His particular interest is hi-fi gear from the late ’30s to about 1960. This includes not only radios, but also amplifiers and speakers. The mechanical engineer brought a couple models to Hansman’s home and discussed how elegantly the components were laid out.
McAllister enjoys fixing old radios, as well listening to them.
“I enjoy the sound,” he said. “It has a different sound. (It’s) not as clinical, it tends to be warmer.”
The old radios, he added, are exceptional in the mid-range, but not as good as modern equipment with bass or treble.
Compared to the crystal “foxhole” radio built by club member Carl Smith of Annapolis, they’re iPods. Smith still has his very first radio, a 1954 model his parents bought for him — and it’s still in mint condition. The stout black radio, called a Zenith Trans-Oceanic, has a lengthy antenna and holds an equally long string of memories.
“It was fabulous, said Smith, a retired maintenance worker. “It was the cream of the crop. I’d never heard short wave or anything like that. I did a lot of listening at nighttime.”
Hansman traces his interest in radios back to his parents. His father taught electronics, and his mother was interested in antiques.
But he didn’t get his first old model until college, when he visited a Western Maryland farm and found three radios in the attic. The farm’s owner gave him one, and Hansman and his father fixed it up.
His career and the military put a hold on further activity until 1989, when he went to an auction and made a couple purchases. He also found out about the club.
MAARC was founded in 1984 and the majority of its members are from Maryland, Virginia, Washington, D.C., Pennsylvania and Delaware — although 48 states and five countries are alsorepresented. Most are ages 40 to 60, and men outnumber women about 20 to 1.
“I like the whole idea (of old radios),” Hansman said. “With the old parts, it’s easier to understand what’s going on. You can see the wires, see the components.”
He taught himself radio repair, and like McAllister, said there’s a certain satisfaction in getting an old model running.
When Hansman acquires a “new” radio, he examines all the component first. People should never just plug them in because that approach can do damage, he said.

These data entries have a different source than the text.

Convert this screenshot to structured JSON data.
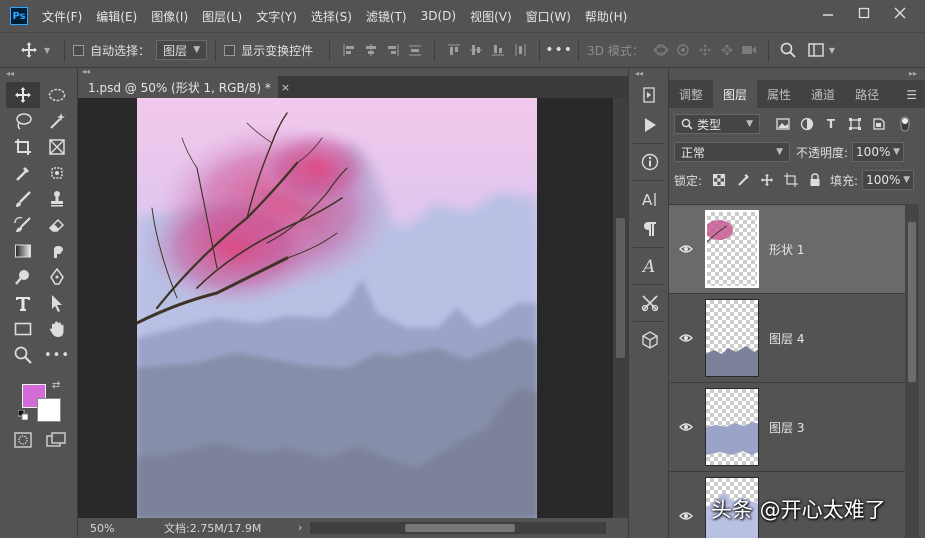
{
  "app": {
    "logo_text": "Ps"
  },
  "menu": [
    "文件(F)",
    "编辑(E)",
    "图像(I)",
    "图层(L)",
    "文字(Y)",
    "选择(S)",
    "滤镜(T)",
    "3D(D)",
    "视图(V)",
    "窗口(W)",
    "帮助(H)"
  ],
  "options": {
    "auto_select_label": "自动选择：",
    "auto_select_target": "图层",
    "show_transform_label": "显示变换控件",
    "mode_3d_label": "3D 模式："
  },
  "document": {
    "tab_title": "1.psd @ 50% (形状 1, RGB/8) *",
    "close_glyph": "×",
    "zoom": "50%",
    "doc_size": "文档:2.75M/17.9M",
    "nav_arrow": "›"
  },
  "colors": {
    "foreground": "#d36bd8",
    "background": "#ffffff",
    "accent_blue": "#31a8ff"
  },
  "layers_panel": {
    "tabs": [
      "调整",
      "图层",
      "属性",
      "通道",
      "路径"
    ],
    "active_tab": "图层",
    "filter_label": "类型",
    "blend_mode": "正常",
    "opacity_label": "不透明度:",
    "opacity_value": "100%",
    "lock_label": "锁定:",
    "fill_label": "填充:",
    "fill_value": "100%",
    "layers": [
      {
        "name": "形状 1",
        "selected": true
      },
      {
        "name": "图层 4",
        "selected": false
      },
      {
        "name": "图层 3",
        "selected": false
      },
      {
        "name": "",
        "selected": false
      }
    ]
  },
  "watermark": "头条 @开心太难了"
}
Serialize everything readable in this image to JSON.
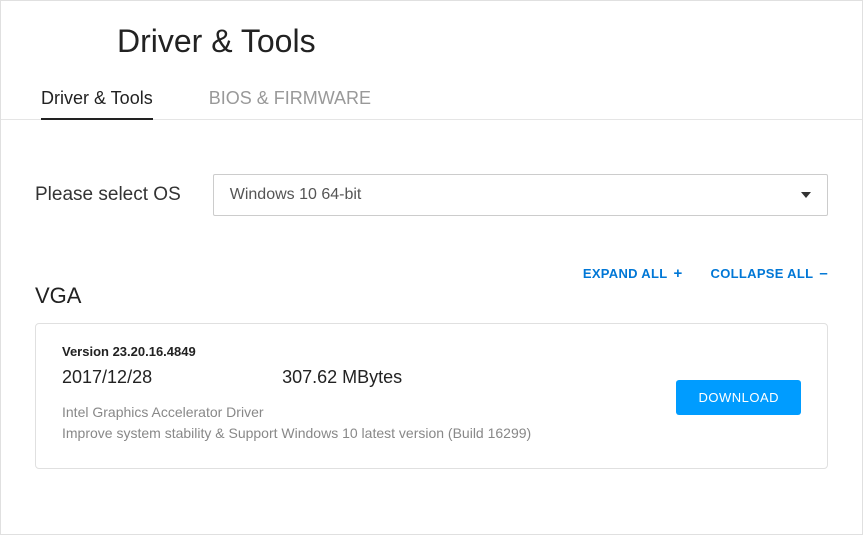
{
  "pageTitle": "Driver & Tools",
  "tabs": [
    {
      "label": "Driver & Tools",
      "active": true
    },
    {
      "label": "BIOS & FIRMWARE",
      "active": false
    }
  ],
  "osSelector": {
    "label": "Please select OS",
    "selected": "Windows 10 64-bit"
  },
  "actions": {
    "expandAll": "EXPAND ALL",
    "collapseAll": "COLLAPSE ALL"
  },
  "section": {
    "title": "VGA",
    "driver": {
      "versionLabel": "Version 23.20.16.4849",
      "date": "2017/12/28",
      "size": "307.62 MBytes",
      "name": "Intel Graphics Accelerator Driver",
      "description": "Improve system stability & Support Windows 10 latest version (Build 16299)",
      "downloadLabel": "DOWNLOAD"
    }
  }
}
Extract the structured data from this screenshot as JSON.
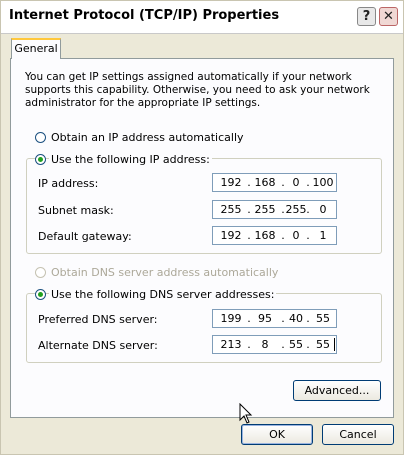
{
  "window": {
    "title": "Internet Protocol (TCP/IP) Properties",
    "help_glyph": "?",
    "close_glyph": "✕"
  },
  "tabs": [
    {
      "label": "General",
      "selected": true
    }
  ],
  "intro_text": "You can get IP settings assigned automatically if your network supports this capability. Otherwise, you need to ask your network administrator for the appropriate IP settings.",
  "ip_section": {
    "auto_label": "Obtain an IP address automatically",
    "auto_selected": false,
    "manual_label": "Use the following IP address:",
    "manual_selected": true,
    "fields": [
      {
        "label": "IP address:",
        "octets": [
          "192",
          "168",
          "0",
          "100"
        ]
      },
      {
        "label": "Subnet mask:",
        "octets": [
          "255",
          "255",
          "255",
          "0"
        ]
      },
      {
        "label": "Default gateway:",
        "octets": [
          "192",
          "168",
          "0",
          "1"
        ]
      }
    ]
  },
  "dns_section": {
    "auto_label": "Obtain DNS server address automatically",
    "auto_disabled": true,
    "manual_label": "Use the following DNS server addresses:",
    "manual_selected": true,
    "fields": [
      {
        "label": "Preferred DNS server:",
        "octets": [
          "199",
          "95",
          "40",
          "55"
        ]
      },
      {
        "label": "Alternate DNS server:",
        "octets": [
          "213",
          "8",
          "55",
          "55"
        ]
      }
    ]
  },
  "buttons": {
    "advanced": "Advanced...",
    "ok": "OK",
    "cancel": "Cancel"
  },
  "colors": {
    "dialog_bg": "#ece9d8",
    "tab_accent": "#ffc83c",
    "radio_dot": "#21a121",
    "field_border": "#7f9db9",
    "button_border": "#003c74"
  }
}
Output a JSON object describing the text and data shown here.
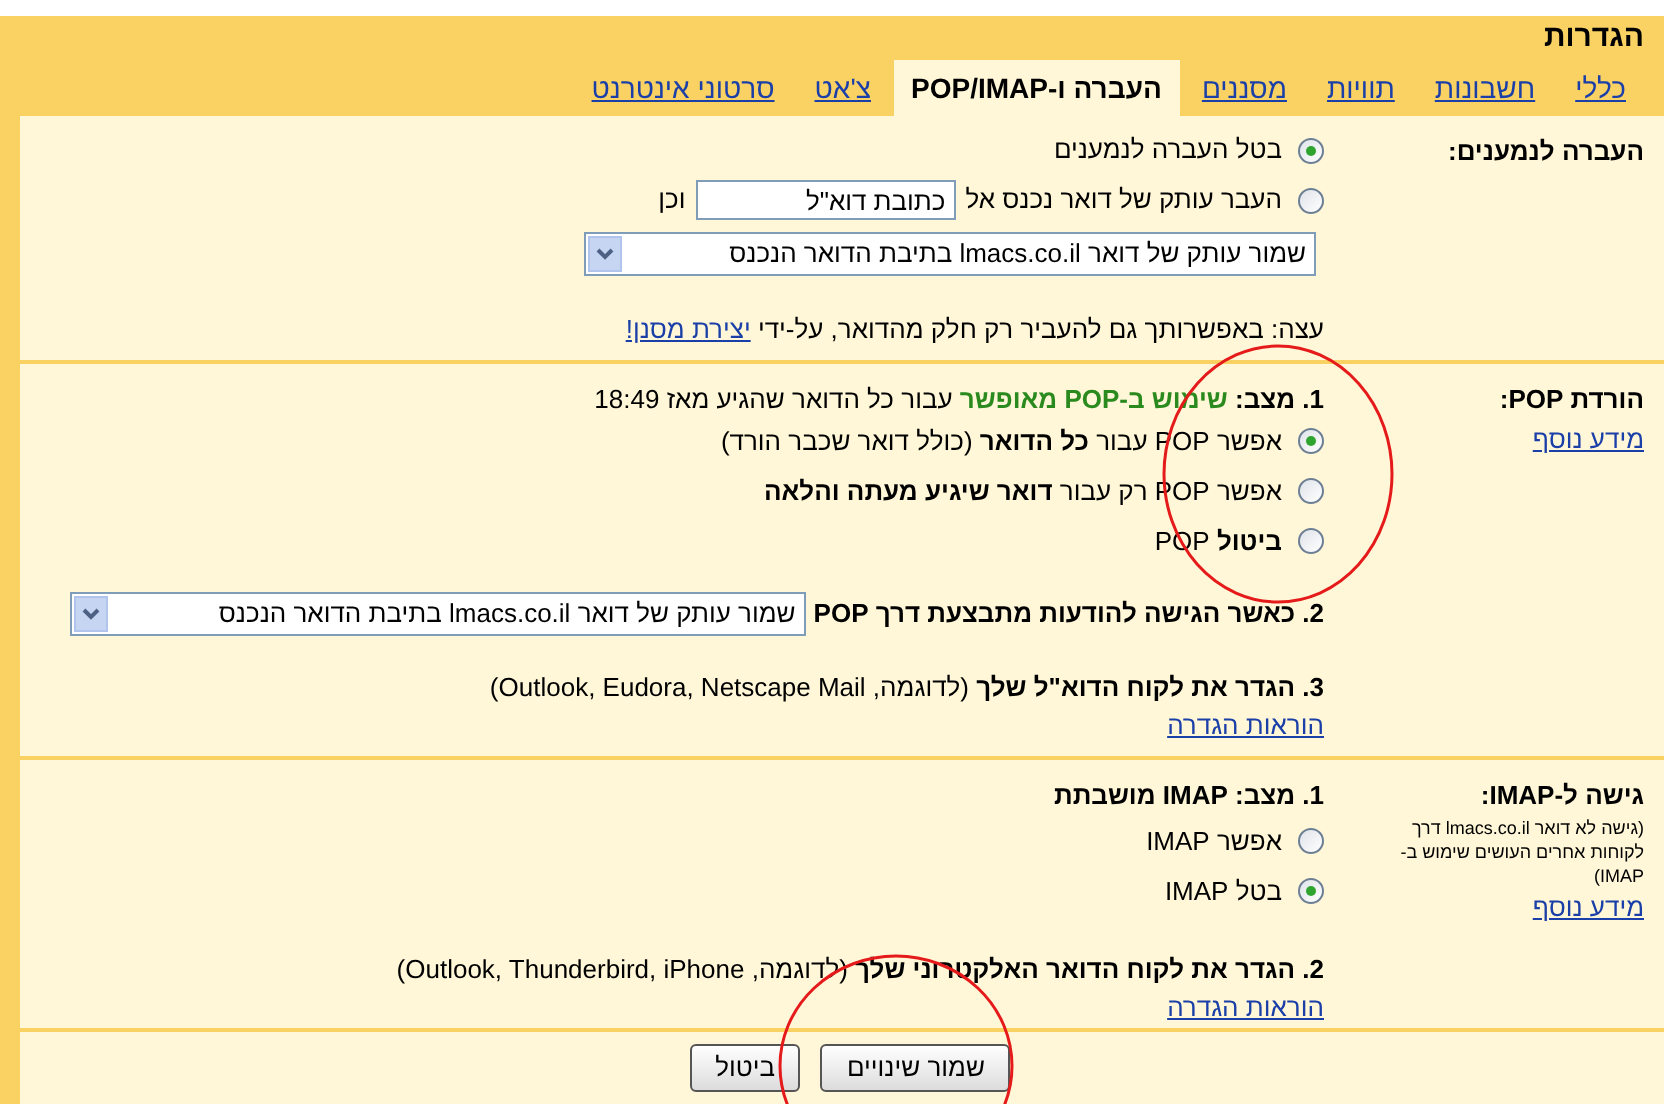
{
  "title": "הגדרות",
  "tabs": [
    {
      "label": "כללי",
      "selected": false
    },
    {
      "label": "חשבונות",
      "selected": false
    },
    {
      "label": "תוויות",
      "selected": false
    },
    {
      "label": "מסננים",
      "selected": false
    },
    {
      "label": "העברה ו-POP/IMAP",
      "selected": true
    },
    {
      "label": "צ'אט",
      "selected": false
    },
    {
      "label": "סרטוני אינטרנט",
      "selected": false
    }
  ],
  "forwarding": {
    "label": "העברה לנמענים:",
    "options": [
      {
        "text": "בטל העברה לנמענים",
        "selected": true
      },
      {
        "text": "העבר עותק של דואר נכנס אל",
        "selected": false
      }
    ],
    "address_field": {
      "value": "כתובת דוא\"ל"
    },
    "and_text": "וכן",
    "keep_select": "שמור עותק של דואר lmacs.co.il בתיבת הדואר הנכנס",
    "tip": "עצה: באפשרותך גם להעביר רק חלק מהדואר, על-ידי",
    "tip_link": "יצירת מסנן!"
  },
  "pop": {
    "label": "הורדת POP:",
    "more_link": "מידע נוסף",
    "status": {
      "prefix": "1. מצב:",
      "state": "שימוש ב-POP מאופשר",
      "rest": "עבור כל הדואר שהגיע מאז 18:49"
    },
    "options": [
      {
        "text": "אפשר POP עבור **כל הדואר** (כולל דואר שכבר הורד)",
        "selected": true
      },
      {
        "text": "אפשר POP רק עבור **דואר שיגיע מעתה והלאה**",
        "selected": false
      },
      {
        "text": "**ביטול** POP",
        "selected": false
      }
    ],
    "when_label": "2. כאשר הגישה להודעות מתבצעת דרך POP",
    "when_select": "שמור עותק של דואר lmacs.co.il בתיבת הדואר הנכנס",
    "setup": "**3. הגדר את לקוח הדוא\"ל שלך** (לדוגמה, Outlook, Eudora, Netscape Mail)",
    "setup_link": "הוראות הגדרה"
  },
  "imap": {
    "label": "גישה ל-IMAP:",
    "note": "(גישה לא דואר lmacs.co.il דרך לקוחות אחרים העושים שימוש ב-IMAP)",
    "more_link": "מידע נוסף",
    "status": "1. מצב: IMAP מושבתת",
    "options": [
      {
        "text": "אפשר IMAP",
        "selected": false
      },
      {
        "text": "בטל IMAP",
        "selected": true
      }
    ],
    "setup": "**2. הגדר את לקוח הדואר האלקטרוני שלך** (לדוגמה, Outlook, Thunderbird, iPhone)",
    "setup_link": "הוראות הגדרה"
  },
  "buttons": [
    "שמור שינויים",
    "ביטול"
  ]
}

Electric radios were offered as early as 1926, but didn’t become common in cities until 1928 to 1930, Hansman said. Prior to that, radios ran on batteries, and before that, crystals. Early radios were AM, although many also offered short wave. FM was developed in 1926, but the first FM sets didn’t come out until 1939, Hansman said, and became popular much later.
“For me, when I look at my radios, I get a feeling of how America was and how America could be when they produced their own products,” he said. “It reflects a time we like to remember.”
But the sentiment goes even deeper.
“Sometimes,” he said, “they feel like old friends.”
(Copyright 2012 by The Associated Press. All Rights Reserved.)